Provided data section start

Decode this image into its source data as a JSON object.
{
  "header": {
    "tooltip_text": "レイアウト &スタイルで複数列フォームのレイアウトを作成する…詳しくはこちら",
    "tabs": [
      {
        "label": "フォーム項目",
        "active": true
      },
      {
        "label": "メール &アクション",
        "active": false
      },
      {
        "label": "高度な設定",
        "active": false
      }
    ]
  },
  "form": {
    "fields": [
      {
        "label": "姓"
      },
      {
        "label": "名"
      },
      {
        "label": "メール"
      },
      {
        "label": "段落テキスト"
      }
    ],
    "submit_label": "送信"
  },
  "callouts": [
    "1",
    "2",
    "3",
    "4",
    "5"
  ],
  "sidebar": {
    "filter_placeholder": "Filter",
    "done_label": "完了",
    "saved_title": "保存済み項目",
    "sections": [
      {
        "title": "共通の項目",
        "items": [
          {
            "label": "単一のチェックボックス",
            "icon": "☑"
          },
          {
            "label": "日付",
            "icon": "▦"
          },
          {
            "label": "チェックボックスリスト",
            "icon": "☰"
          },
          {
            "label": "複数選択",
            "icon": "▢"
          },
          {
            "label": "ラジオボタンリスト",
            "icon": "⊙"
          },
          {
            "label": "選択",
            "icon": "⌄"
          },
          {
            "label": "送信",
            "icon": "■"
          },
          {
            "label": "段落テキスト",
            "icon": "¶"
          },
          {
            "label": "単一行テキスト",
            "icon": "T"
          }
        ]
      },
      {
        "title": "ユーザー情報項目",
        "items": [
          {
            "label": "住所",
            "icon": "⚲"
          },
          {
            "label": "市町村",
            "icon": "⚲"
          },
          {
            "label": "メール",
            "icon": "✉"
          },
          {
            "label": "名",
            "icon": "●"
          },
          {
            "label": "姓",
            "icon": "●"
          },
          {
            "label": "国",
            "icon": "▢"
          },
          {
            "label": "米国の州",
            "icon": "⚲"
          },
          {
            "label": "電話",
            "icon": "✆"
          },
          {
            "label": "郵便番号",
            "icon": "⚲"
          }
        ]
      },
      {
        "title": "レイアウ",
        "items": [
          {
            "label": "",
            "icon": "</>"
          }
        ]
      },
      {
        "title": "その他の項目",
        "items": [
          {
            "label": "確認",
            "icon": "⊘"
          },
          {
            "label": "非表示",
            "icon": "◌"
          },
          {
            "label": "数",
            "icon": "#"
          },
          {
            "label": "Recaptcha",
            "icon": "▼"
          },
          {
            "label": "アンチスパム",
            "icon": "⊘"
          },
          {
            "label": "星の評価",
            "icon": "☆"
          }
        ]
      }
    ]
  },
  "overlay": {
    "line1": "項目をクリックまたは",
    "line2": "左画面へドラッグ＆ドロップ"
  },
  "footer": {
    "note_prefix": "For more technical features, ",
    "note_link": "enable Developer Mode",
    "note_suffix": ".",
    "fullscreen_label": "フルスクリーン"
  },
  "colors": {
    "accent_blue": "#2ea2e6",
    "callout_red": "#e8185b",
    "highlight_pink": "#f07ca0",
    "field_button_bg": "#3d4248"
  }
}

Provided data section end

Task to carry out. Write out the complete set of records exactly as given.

Answer to this task.
Decode this image into its source data as a JSON object.
{
  "header": {
    "tooltip_text": "レイアウト &スタイルで複数列フォームのレイアウトを作成する…詳しくはこちら",
    "tabs": [
      {
        "label": "フォーム項目",
        "active": true
      },
      {
        "label": "メール &アクション",
        "active": false
      },
      {
        "label": "高度な設定",
        "active": false
      }
    ]
  },
  "form": {
    "fields": [
      {
        "label": "姓"
      },
      {
        "label": "名"
      },
      {
        "label": "メール"
      },
      {
        "label": "段落テキスト"
      }
    ],
    "submit_label": "送信"
  },
  "callouts": [
    "1",
    "2",
    "3",
    "4",
    "5"
  ],
  "sidebar": {
    "filter_placeholder": "Filter",
    "done_label": "完了",
    "saved_title": "保存済み項目",
    "sections": [
      {
        "title": "共通の項目",
        "items": [
          {
            "label": "単一のチェックボックス",
            "icon": "☑"
          },
          {
            "label": "日付",
            "icon": "▦"
          },
          {
            "label": "チェックボックスリスト",
            "icon": "☰"
          },
          {
            "label": "複数選択",
            "icon": "▢"
          },
          {
            "label": "ラジオボタンリスト",
            "icon": "⊙"
          },
          {
            "label": "選択",
            "icon": "⌄"
          },
          {
            "label": "送信",
            "icon": "■"
          },
          {
            "label": "段落テキスト",
            "icon": "¶"
          },
          {
            "label": "単一行テキスト",
            "icon": "T"
          }
        ]
      },
      {
        "title": "ユーザー情報項目",
        "items": [
          {
            "label": "住所",
            "icon": "⚲"
          },
          {
            "label": "市町村",
            "icon": "⚲"
          },
          {
            "label": "メール",
            "icon": "✉"
          },
          {
            "label": "名",
            "icon": "●"
          },
          {
            "label": "姓",
            "icon": "●"
          },
          {
            "label": "国",
            "icon": "▢"
          },
          {
            "label": "米国の州",
            "icon": "⚲"
          },
          {
            "label": "電話",
            "icon": "✆"
          },
          {
            "label": "郵便番号",
            "icon": "⚲"
          }
        ]
      },
      {
        "title": "レイアウ",
        "items": [
          {
            "label": "",
            "icon": "</>"
          }
        ]
      },
      {
        "title": "その他の項目",
        "items": [
          {
            "label": "確認",
            "icon": "⊘"
          },
          {
            "label": "非表示",
            "icon": "◌"
          },
          {
            "label": "数",
            "icon": "#"
          },
          {
            "label": "Recaptcha",
            "icon": "▼"
          },
          {
            "label": "アンチスパム",
            "icon": "⊘"
          },
          {
            "label": "星の評価",
            "icon": "☆"
          }
        ]
      }
    ]
  },
  "overlay": {
    "line1": "項目をクリックまたは",
    "line2": "左画面へドラッグ＆ドロップ"
  },
  "footer": {
    "note_prefix": "For more technical features, ",
    "note_link": "enable Developer Mode",
    "note_suffix": ".",
    "fullscreen_label": "フルスクリーン"
  },
  "colors": {
    "accent_blue": "#2ea2e6",
    "callout_red": "#e8185b",
    "highlight_pink": "#f07ca0",
    "field_button_bg": "#3d4248"
  }
}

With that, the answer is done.